INPUT RECORDS section start

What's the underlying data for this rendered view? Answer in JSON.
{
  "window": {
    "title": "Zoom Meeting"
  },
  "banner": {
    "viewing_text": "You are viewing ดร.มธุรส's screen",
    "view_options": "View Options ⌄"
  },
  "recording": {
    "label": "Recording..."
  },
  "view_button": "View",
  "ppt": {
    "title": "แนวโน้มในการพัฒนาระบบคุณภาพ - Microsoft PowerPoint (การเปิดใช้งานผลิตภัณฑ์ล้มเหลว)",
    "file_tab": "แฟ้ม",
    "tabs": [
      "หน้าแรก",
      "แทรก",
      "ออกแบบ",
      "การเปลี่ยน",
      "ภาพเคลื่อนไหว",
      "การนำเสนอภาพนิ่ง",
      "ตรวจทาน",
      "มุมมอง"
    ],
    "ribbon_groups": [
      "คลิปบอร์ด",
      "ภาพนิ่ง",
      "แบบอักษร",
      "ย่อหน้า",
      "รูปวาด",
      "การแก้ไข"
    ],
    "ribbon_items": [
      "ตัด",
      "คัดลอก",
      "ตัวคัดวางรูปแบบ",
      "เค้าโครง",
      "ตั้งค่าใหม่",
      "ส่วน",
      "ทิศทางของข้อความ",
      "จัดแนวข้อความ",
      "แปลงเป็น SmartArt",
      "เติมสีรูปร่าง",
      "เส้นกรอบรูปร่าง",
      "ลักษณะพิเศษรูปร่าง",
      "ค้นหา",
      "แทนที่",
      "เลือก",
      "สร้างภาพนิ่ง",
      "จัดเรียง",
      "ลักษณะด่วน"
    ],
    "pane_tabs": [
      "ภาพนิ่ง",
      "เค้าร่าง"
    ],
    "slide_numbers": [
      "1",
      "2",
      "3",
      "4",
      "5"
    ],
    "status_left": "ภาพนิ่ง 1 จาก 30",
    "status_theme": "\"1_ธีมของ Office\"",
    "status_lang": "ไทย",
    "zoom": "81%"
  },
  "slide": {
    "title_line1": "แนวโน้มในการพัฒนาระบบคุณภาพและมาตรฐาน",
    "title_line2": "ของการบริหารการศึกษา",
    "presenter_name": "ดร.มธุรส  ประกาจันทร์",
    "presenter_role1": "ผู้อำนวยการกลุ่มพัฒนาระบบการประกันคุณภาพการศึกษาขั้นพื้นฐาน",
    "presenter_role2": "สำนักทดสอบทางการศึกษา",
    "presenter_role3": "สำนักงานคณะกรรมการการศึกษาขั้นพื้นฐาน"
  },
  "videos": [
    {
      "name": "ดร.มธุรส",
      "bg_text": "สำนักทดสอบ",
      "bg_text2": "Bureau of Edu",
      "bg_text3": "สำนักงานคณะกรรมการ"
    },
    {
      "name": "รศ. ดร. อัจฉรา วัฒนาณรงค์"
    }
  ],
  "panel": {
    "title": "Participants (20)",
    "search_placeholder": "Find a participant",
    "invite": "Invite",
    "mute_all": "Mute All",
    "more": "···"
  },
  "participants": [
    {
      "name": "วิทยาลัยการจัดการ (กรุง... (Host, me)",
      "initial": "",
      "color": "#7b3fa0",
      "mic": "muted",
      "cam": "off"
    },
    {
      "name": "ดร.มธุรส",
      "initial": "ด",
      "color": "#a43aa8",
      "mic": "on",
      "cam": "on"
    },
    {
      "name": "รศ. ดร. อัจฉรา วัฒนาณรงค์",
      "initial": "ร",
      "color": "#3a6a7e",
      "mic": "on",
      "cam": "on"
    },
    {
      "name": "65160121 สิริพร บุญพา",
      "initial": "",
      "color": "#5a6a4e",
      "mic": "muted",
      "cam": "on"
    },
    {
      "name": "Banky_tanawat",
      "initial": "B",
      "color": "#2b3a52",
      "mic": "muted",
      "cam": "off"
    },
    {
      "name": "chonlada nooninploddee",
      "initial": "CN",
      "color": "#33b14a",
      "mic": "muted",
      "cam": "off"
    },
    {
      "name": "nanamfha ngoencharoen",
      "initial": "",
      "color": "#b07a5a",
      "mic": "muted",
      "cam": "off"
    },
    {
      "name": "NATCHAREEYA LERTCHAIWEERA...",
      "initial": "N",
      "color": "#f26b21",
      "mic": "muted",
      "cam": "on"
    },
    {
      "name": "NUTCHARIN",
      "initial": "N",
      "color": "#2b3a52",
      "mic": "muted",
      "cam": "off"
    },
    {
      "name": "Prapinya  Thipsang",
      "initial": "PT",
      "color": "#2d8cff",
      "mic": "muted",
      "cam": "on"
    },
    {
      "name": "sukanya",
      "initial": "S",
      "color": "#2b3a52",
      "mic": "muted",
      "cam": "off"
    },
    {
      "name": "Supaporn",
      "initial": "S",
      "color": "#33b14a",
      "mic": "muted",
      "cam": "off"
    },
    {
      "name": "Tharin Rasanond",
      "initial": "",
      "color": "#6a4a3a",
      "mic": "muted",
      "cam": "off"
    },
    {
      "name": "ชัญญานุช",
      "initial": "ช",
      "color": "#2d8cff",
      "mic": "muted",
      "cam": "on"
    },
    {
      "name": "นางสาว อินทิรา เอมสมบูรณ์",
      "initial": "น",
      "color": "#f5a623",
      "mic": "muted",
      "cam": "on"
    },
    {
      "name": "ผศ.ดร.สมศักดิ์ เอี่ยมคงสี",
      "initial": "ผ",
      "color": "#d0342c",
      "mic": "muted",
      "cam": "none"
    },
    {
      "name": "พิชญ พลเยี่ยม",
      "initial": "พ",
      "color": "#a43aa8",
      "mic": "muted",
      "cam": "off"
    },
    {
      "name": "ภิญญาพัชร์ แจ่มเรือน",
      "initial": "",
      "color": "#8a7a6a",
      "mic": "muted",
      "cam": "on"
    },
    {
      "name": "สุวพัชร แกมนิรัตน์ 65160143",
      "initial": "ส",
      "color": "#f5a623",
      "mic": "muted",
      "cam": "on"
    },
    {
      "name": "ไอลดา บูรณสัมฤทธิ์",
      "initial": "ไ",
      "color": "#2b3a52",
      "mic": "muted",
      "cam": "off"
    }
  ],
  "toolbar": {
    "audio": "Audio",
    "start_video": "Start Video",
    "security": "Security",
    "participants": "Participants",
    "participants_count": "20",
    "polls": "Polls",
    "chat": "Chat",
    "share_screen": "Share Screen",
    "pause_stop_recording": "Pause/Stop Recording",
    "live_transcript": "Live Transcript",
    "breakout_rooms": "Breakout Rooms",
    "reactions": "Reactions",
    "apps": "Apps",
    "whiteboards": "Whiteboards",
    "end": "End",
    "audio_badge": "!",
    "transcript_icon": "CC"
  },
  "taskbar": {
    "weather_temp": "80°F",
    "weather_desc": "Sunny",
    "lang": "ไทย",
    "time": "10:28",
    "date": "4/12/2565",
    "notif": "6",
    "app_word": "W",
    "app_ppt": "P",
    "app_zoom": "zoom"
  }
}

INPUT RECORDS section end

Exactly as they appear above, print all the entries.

OUTPUT FOR THIS TASK →
What's the underlying data for this rendered view? Answer in JSON.
{
  "window": {
    "title": "Zoom Meeting"
  },
  "banner": {
    "viewing_text": "You are viewing ดร.มธุรส's screen",
    "view_options": "View Options ⌄"
  },
  "recording": {
    "label": "Recording..."
  },
  "view_button": "View",
  "ppt": {
    "title": "แนวโน้มในการพัฒนาระบบคุณภาพ - Microsoft PowerPoint (การเปิดใช้งานผลิตภัณฑ์ล้มเหลว)",
    "file_tab": "แฟ้ม",
    "tabs": [
      "หน้าแรก",
      "แทรก",
      "ออกแบบ",
      "การเปลี่ยน",
      "ภาพเคลื่อนไหว",
      "การนำเสนอภาพนิ่ง",
      "ตรวจทาน",
      "มุมมอง"
    ],
    "ribbon_groups": [
      "คลิปบอร์ด",
      "ภาพนิ่ง",
      "แบบอักษร",
      "ย่อหน้า",
      "รูปวาด",
      "การแก้ไข"
    ],
    "ribbon_items": [
      "ตัด",
      "คัดลอก",
      "ตัวคัดวางรูปแบบ",
      "เค้าโครง",
      "ตั้งค่าใหม่",
      "ส่วน",
      "ทิศทางของข้อความ",
      "จัดแนวข้อความ",
      "แปลงเป็น SmartArt",
      "เติมสีรูปร่าง",
      "เส้นกรอบรูปร่าง",
      "ลักษณะพิเศษรูปร่าง",
      "ค้นหา",
      "แทนที่",
      "เลือก",
      "สร้างภาพนิ่ง",
      "จัดเรียง",
      "ลักษณะด่วน"
    ],
    "pane_tabs": [
      "ภาพนิ่ง",
      "เค้าร่าง"
    ],
    "slide_numbers": [
      "1",
      "2",
      "3",
      "4",
      "5"
    ],
    "status_left": "ภาพนิ่ง 1 จาก 30",
    "status_theme": "\"1_ธีมของ Office\"",
    "status_lang": "ไทย",
    "zoom": "81%"
  },
  "slide": {
    "title_line1": "แนวโน้มในการพัฒนาระบบคุณภาพและมาตรฐาน",
    "title_line2": "ของการบริหารการศึกษา",
    "presenter_name": "ดร.มธุรส  ประกาจันทร์",
    "presenter_role1": "ผู้อำนวยการกลุ่มพัฒนาระบบการประกันคุณภาพการศึกษาขั้นพื้นฐาน",
    "presenter_role2": "สำนักทดสอบทางการศึกษา",
    "presenter_role3": "สำนักงานคณะกรรมการการศึกษาขั้นพื้นฐาน"
  },
  "videos": [
    {
      "name": "ดร.มธุรส",
      "bg_text": "สำนักทดสอบ",
      "bg_text2": "Bureau of Edu",
      "bg_text3": "สำนักงานคณะกรรมการ"
    },
    {
      "name": "รศ. ดร. อัจฉรา วัฒนาณรงค์"
    }
  ],
  "panel": {
    "title": "Participants (20)",
    "search_placeholder": "Find a participant",
    "invite": "Invite",
    "mute_all": "Mute All",
    "more": "···"
  },
  "participants": [
    {
      "name": "วิทยาลัยการจัดการ (กรุง... (Host, me)",
      "initial": "",
      "color": "#7b3fa0",
      "mic": "muted",
      "cam": "off"
    },
    {
      "name": "ดร.มธุรส",
      "initial": "ด",
      "color": "#a43aa8",
      "mic": "on",
      "cam": "on"
    },
    {
      "name": "รศ. ดร. อัจฉรา วัฒนาณรงค์",
      "initial": "ร",
      "color": "#3a6a7e",
      "mic": "on",
      "cam": "on"
    },
    {
      "name": "65160121 สิริพร บุญพา",
      "initial": "",
      "color": "#5a6a4e",
      "mic": "muted",
      "cam": "on"
    },
    {
      "name": "Banky_tanawat",
      "initial": "B",
      "color": "#2b3a52",
      "mic": "muted",
      "cam": "off"
    },
    {
      "name": "chonlada nooninploddee",
      "initial": "CN",
      "color": "#33b14a",
      "mic": "muted",
      "cam": "off"
    },
    {
      "name": "nanamfha ngoencharoen",
      "initial": "",
      "color": "#b07a5a",
      "mic": "muted",
      "cam": "off"
    },
    {
      "name": "NATCHAREEYA LERTCHAIWEERA...",
      "initial": "N",
      "color": "#f26b21",
      "mic": "muted",
      "cam": "on"
    },
    {
      "name": "NUTCHARIN",
      "initial": "N",
      "color": "#2b3a52",
      "mic": "muted",
      "cam": "off"
    },
    {
      "name": "Prapinya  Thipsang",
      "initial": "PT",
      "color": "#2d8cff",
      "mic": "muted",
      "cam": "on"
    },
    {
      "name": "sukanya",
      "initial": "S",
      "color": "#2b3a52",
      "mic": "muted",
      "cam": "off"
    },
    {
      "name": "Supaporn",
      "initial": "S",
      "color": "#33b14a",
      "mic": "muted",
      "cam": "off"
    },
    {
      "name": "Tharin Rasanond",
      "initial": "",
      "color": "#6a4a3a",
      "mic": "muted",
      "cam": "off"
    },
    {
      "name": "ชัญญานุช",
      "initial": "ช",
      "color": "#2d8cff",
      "mic": "muted",
      "cam": "on"
    },
    {
      "name": "นางสาว อินทิรา เอมสมบูรณ์",
      "initial": "น",
      "color": "#f5a623",
      "mic": "muted",
      "cam": "on"
    },
    {
      "name": "ผศ.ดร.สมศักดิ์ เอี่ยมคงสี",
      "initial": "ผ",
      "color": "#d0342c",
      "mic": "muted",
      "cam": "none"
    },
    {
      "name": "พิชญ พลเยี่ยม",
      "initial": "พ",
      "color": "#a43aa8",
      "mic": "muted",
      "cam": "off"
    },
    {
      "name": "ภิญญาพัชร์ แจ่มเรือน",
      "initial": "",
      "color": "#8a7a6a",
      "mic": "muted",
      "cam": "on"
    },
    {
      "name": "สุวพัชร แกมนิรัตน์ 65160143",
      "initial": "ส",
      "color": "#f5a623",
      "mic": "muted",
      "cam": "on"
    },
    {
      "name": "ไอลดา บูรณสัมฤทธิ์",
      "initial": "ไ",
      "color": "#2b3a52",
      "mic": "muted",
      "cam": "off"
    }
  ],
  "toolbar": {
    "audio": "Audio",
    "start_video": "Start Video",
    "security": "Security",
    "participants": "Participants",
    "participants_count": "20",
    "polls": "Polls",
    "chat": "Chat",
    "share_screen": "Share Screen",
    "pause_stop_recording": "Pause/Stop Recording",
    "live_transcript": "Live Transcript",
    "breakout_rooms": "Breakout Rooms",
    "reactions": "Reactions",
    "apps": "Apps",
    "whiteboards": "Whiteboards",
    "end": "End",
    "audio_badge": "!",
    "transcript_icon": "CC"
  },
  "taskbar": {
    "weather_temp": "80°F",
    "weather_desc": "Sunny",
    "lang": "ไทย",
    "time": "10:28",
    "date": "4/12/2565",
    "notif": "6",
    "app_word": "W",
    "app_ppt": "P",
    "app_zoom": "zoom"
  }
}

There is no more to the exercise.